● YOUR ASSIGNMENT: This exercise calls for copying every line below that holds the word "icon".

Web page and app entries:
>>>

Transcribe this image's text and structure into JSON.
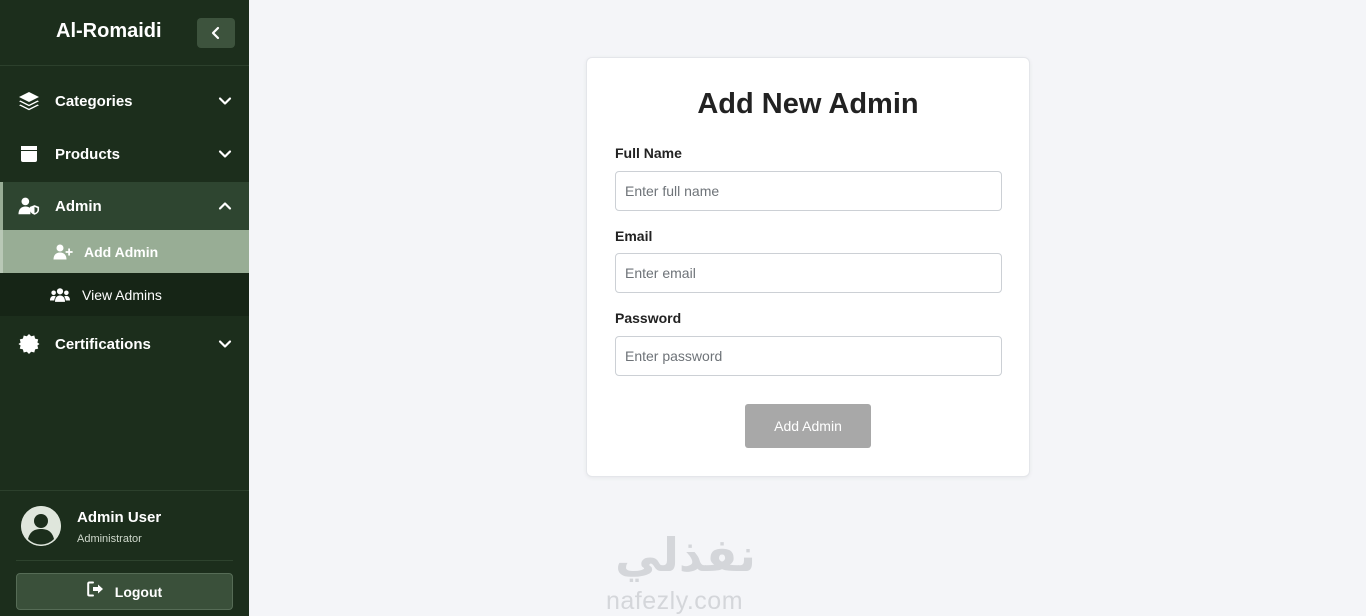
{
  "sidebar": {
    "brand": "Al-Romaidi",
    "items": [
      {
        "label": "Categories",
        "icon": "layers-icon"
      },
      {
        "label": "Products",
        "icon": "box-icon"
      },
      {
        "label": "Admin",
        "icon": "user-shield-icon",
        "expanded": true,
        "children": [
          {
            "label": "Add Admin",
            "icon": "user-plus-icon",
            "active": true
          },
          {
            "label": "View Admins",
            "icon": "users-icon"
          }
        ]
      },
      {
        "label": "Certifications",
        "icon": "certificate-icon"
      }
    ],
    "user": {
      "name": "Admin User",
      "role": "Administrator"
    },
    "logout_label": "Logout"
  },
  "form": {
    "title": "Add New Admin",
    "fields": [
      {
        "label": "Full Name",
        "placeholder": "Enter full name",
        "value": ""
      },
      {
        "label": "Email",
        "placeholder": "Enter email",
        "value": ""
      },
      {
        "label": "Password",
        "placeholder": "Enter password",
        "value": ""
      }
    ],
    "submit_label": "Add Admin"
  },
  "watermark": {
    "arabic": "نفذلي",
    "latin": "nafezly.com"
  },
  "colors": {
    "sidebar_bg": "#1c2e1c",
    "active_item_bg": "#98ad95",
    "page_bg": "#f4f5f8",
    "button_disabled": "#a8a8a8"
  }
}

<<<

● SOLUTION TO THIS EXERCISE:
        "icon": "layers-icon"
        "icon": "box-icon"
        "icon": "user-shield-icon",
            "icon": "user-plus-icon",
            "icon": "users-icon"
        "icon": "certificate-icon"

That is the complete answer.